## Stream: general

### Topic: Computable inverse of algebra_map

#### Eric Wieser (Nov 15 2020 at 14:31):

I have a definition of a magnitude function for some specific A, which has signature def magnitude [ring R] [ring A] [algebra R A] : A → (⊥ : subalgebra R A), which is computable.

I'd like to use it to define an inverse function, def inv [field R] [ring A] [algebra R A] (a : A) := (magnitude A)⁻¹ • a.

Unfortunately, this doesn't work because I need the result of magnitude to be R not ⊥ : subalgebra R A. I can get around this with a suitable invocation of docs#classical.choice, but I'd really rather that inv _were_ computable.

My two questions are:

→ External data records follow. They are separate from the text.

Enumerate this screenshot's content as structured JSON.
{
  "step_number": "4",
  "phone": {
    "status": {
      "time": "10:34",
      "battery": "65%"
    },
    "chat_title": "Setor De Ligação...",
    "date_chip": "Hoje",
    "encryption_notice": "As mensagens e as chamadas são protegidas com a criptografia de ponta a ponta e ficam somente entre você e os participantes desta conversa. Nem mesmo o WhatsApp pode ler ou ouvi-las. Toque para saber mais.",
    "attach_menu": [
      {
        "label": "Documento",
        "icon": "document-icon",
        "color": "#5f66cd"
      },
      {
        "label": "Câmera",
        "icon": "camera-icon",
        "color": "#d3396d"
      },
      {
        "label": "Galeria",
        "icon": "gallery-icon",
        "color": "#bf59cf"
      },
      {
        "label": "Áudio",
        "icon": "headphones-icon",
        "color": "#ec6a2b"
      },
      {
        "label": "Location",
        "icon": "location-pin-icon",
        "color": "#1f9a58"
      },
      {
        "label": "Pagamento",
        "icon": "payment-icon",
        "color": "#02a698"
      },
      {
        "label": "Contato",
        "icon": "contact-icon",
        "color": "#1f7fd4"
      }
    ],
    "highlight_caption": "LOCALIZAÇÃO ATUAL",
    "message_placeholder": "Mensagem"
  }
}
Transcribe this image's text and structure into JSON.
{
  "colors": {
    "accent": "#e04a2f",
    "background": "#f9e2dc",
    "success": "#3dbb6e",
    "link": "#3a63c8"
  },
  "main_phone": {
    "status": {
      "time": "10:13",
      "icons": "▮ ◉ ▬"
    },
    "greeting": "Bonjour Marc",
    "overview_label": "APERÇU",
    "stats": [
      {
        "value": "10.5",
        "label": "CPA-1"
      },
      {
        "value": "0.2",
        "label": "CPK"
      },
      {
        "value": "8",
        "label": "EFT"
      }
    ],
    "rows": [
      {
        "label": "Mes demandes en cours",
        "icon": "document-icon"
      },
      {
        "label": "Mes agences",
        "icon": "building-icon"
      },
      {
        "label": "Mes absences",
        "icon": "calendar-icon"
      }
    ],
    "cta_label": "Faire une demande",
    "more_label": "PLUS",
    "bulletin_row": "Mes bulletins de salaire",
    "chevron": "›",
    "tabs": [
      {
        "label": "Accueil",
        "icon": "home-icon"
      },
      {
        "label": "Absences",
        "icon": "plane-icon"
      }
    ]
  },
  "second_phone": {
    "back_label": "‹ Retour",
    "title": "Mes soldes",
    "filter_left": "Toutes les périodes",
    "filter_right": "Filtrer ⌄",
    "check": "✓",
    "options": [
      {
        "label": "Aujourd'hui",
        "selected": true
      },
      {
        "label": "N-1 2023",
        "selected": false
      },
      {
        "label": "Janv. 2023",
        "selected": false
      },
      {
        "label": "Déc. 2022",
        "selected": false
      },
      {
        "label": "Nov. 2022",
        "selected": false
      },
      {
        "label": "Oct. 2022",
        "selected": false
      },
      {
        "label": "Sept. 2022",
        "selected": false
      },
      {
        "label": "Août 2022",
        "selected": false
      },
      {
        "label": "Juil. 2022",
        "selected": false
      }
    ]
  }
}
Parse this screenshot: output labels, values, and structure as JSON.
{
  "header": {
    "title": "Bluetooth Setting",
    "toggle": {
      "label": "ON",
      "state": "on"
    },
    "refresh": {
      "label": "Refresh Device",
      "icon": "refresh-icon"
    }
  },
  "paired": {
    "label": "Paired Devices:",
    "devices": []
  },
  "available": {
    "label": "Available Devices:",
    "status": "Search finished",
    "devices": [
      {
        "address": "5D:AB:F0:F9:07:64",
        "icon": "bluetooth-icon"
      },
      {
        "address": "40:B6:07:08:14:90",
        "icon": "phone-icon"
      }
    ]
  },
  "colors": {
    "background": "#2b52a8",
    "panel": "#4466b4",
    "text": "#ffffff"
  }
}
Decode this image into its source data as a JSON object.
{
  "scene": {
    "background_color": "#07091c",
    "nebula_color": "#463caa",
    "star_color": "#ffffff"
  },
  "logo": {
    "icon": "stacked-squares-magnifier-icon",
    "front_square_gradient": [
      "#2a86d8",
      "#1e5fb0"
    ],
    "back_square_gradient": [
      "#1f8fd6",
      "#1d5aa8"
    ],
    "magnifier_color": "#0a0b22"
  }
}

• Is there an easy way to replace a classical.choice with a decidable instance of some kind, to say "assume there is an algorithm to perform this choice", which allows the caller to actually attempt to provide one?
• Is there another way to transfer the instancehas_inv R → has_inv (⊥ : subalgebra R A) that is computable?

#### Reid Barton (Nov 15 2020 at 14:37):

First question doesn't seem to make much sense to me because you are basically asking the caller to provide the value you're allegedly constructing

#### Reid Barton (Nov 15 2020 at 14:37):

How do you construct this value magnitude a of type ⊥ : subalgebra R A?

#### Eric Wieser (Nov 15 2020 at 14:39):

Roughly as ⟨f a, (some_lemma a : ∃ r, f a = algebra_map R A r)⟩

#### Reid Barton (Nov 15 2020 at 14:40):

I have no idea what this "magnitude" is supposed to be, but can it be a function from A to R?

#### Eric Wieser (Nov 15 2020 at 14:40):

I can't work out how to define it that way unfortunately. Ideally yes, I would do that

#### Reid Barton (Nov 15 2020 at 14:40):

I think the answer to the second question is no basically by a "lack of imagination" argument ("how could you possibly go about doing it")?

#### Reid Barton (Nov 15 2020 at 14:41):

So I guess the proof of some_lemma is nonconstructive?

#### Eric Wieser (Nov 15 2020 at 14:41):

Honestly I have no idea

#### Eric Wieser (Nov 15 2020 at 14:41):

#print axioms will tell me?

#### Reid Barton (Nov 15 2020 at 14:42):

It's your lemma right? I mean the math proof... what did you do

#### Reid Barton (Nov 15 2020 at 14:42):

If you want stuff to be constructive you need to figure out how to compute it constructively, there are no shortcuts

#### Eric Wieser (Nov 15 2020 at 14:43):

Well in this case, a shortcut would be "find a computable left_inverse of algebra_map via typeclass resolution", especially since we already have docs#ring_hom.injective to prove that there is a left_inverse

#### Eric Wieser (Nov 15 2020 at 14:44):

It's your lemma right? I mean the math proof... what did you do

I used submonoid.induction_on, which I guess pulled in the axiom of choice

#### Reid Barton (Nov 15 2020 at 14:47):

I'm not sure what you are suggesting, do you mean adding a new class whose purpose is to contain these inverses?

#### Reid Barton (Nov 15 2020 at 14:48):

A lot of algebras (e.g. exterior algebras, or more generally connected graded algebras) are augmented

#### Eric Wieser (Nov 15 2020 at 15:00):

I'm suggesting a [has_left_inverse f f_inj]typeclass, which open_locale classical would provide instance for automatically

#### Eric Wieser (Nov 15 2020 at 15:02):

Or perhaps more generally [choosable (∃ r, f a = algebra_map R A r)] which can either be provided by the caller or with classical.choice

#### Reid Barton (Nov 15 2020 at 15:14):

In general this is exactly the sort of thing mathlib tries to avoid, since it's worse to have terms depend on the provenance of these instances than it is for things to be noncomputable

Last updated: May 13 2021 at 21:12 UTC